If you’re looking to reduce your hair’s color by several shades, using complete head bleach is the best choice. However, be careful with this process and be aware that you might want to accept the current color of your hair or consider a different approach when your hair is delicate or damaged.
What Bleach Methods to Use Black Dyed Hair
If, for any reason, the color removal products don’t remove enough color, it may be time to give bleach a shot; however, it should only be used as an option last resort due to the harm it could cause. This is a comprehensive guide to bleaching hair at home using the complete aftercare that is described. But, if you’re considering a severe injury in your mind, other things may prevent you from giving this technique an attempt.

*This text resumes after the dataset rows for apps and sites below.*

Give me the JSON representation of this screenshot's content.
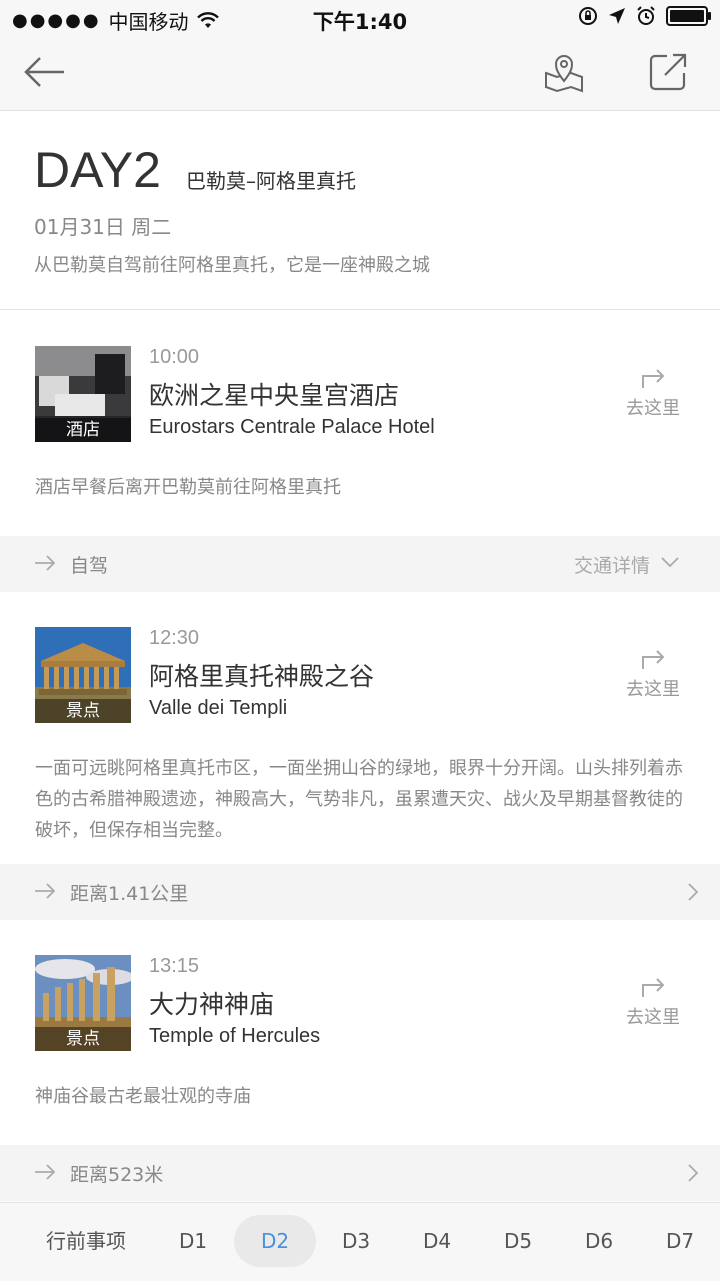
{
  "status": {
    "carrier": "中国移动",
    "time": "下午1:40",
    "signal_dots": "●●●●●"
  },
  "header": {
    "day": "DAY2",
    "route": "巴勒莫–阿格里真托",
    "date": "01月31日 周二",
    "description": "从巴勒莫自驾前往阿格里真托，它是一座神殿之城"
  },
  "items": [
    {
      "time": "10:00",
      "cn_name": "欧洲之星中央皇宫酒店",
      "en_name": "Eurostars Centrale Palace Hotel",
      "tag": "酒店",
      "goto": "去这里",
      "desc": "酒店早餐后离开巴勒莫前往阿格里真托"
    },
    {
      "time": "12:30",
      "cn_name": "阿格里真托神殿之谷",
      "en_name": "Valle dei Templi",
      "tag": "景点",
      "goto": "去这里",
      "desc": "一面可远眺阿格里真托市区，一面坐拥山谷的绿地，眼界十分开阔。山头排列着赤色的古希腊神殿遗迹，神殿高大，气势非凡，虽累遭天灾、战火及早期基督教徒的破坏，但保存相当完整。"
    },
    {
      "time": "13:15",
      "cn_name": "大力神神庙",
      "en_name": "Temple of Hercules",
      "tag": "景点",
      "goto": "去这里",
      "desc": "神庙谷最古老最壮观的寺庙"
    }
  ],
  "transits": [
    {
      "label": "自驾",
      "detail": "交通详情"
    },
    {
      "label": "距离1.41公里"
    },
    {
      "label": "距离523米"
    }
  ],
  "tabs": [
    "行前事项",
    "D1",
    "D2",
    "D3",
    "D4",
    "D5",
    "D6",
    "D7"
  ],
  "colors": {
    "accent": "#4a90e2",
    "text_secondary": "#888888",
    "divider_bg": "#f4f4f4"
  }
}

It is essential to be cautious in using bleach powders and color removers; you will not have “what’s beneath.” Don’t expect to remove the dye and bring you back to the natural hair color (or the one you began with)! Instead, you’ll be left with a reddish/orange shade based on the black dye’s amount being lifted through.
After you have raised the hair to the color of orange or red, you must tone or tint it with an additional shade to neutralize the red/orange hue you are seeing. It sounds difficult? It is! Coloring or DE-coloring is a risk and requires lots of understanding about hair’s structure as well as the color wheel. I’m not even getting started on the acidic hues (that rest within the cuticle hair) or alkaline shades (that reside within the hair’s cortex)! In light of all this, you’re probably able to guess that my next piece of advice is to search online for an establishment specializing in color corrections and, specifically, the removal of the black color of hair.
The Reasons It’s Great
Getting rid of permanent hair dyes on your own isn’t a difficult task. The ingredients you’ll likely find in your kitchen are efficient, cheap, easy, and affordable to make use of to remove permanent hair dye.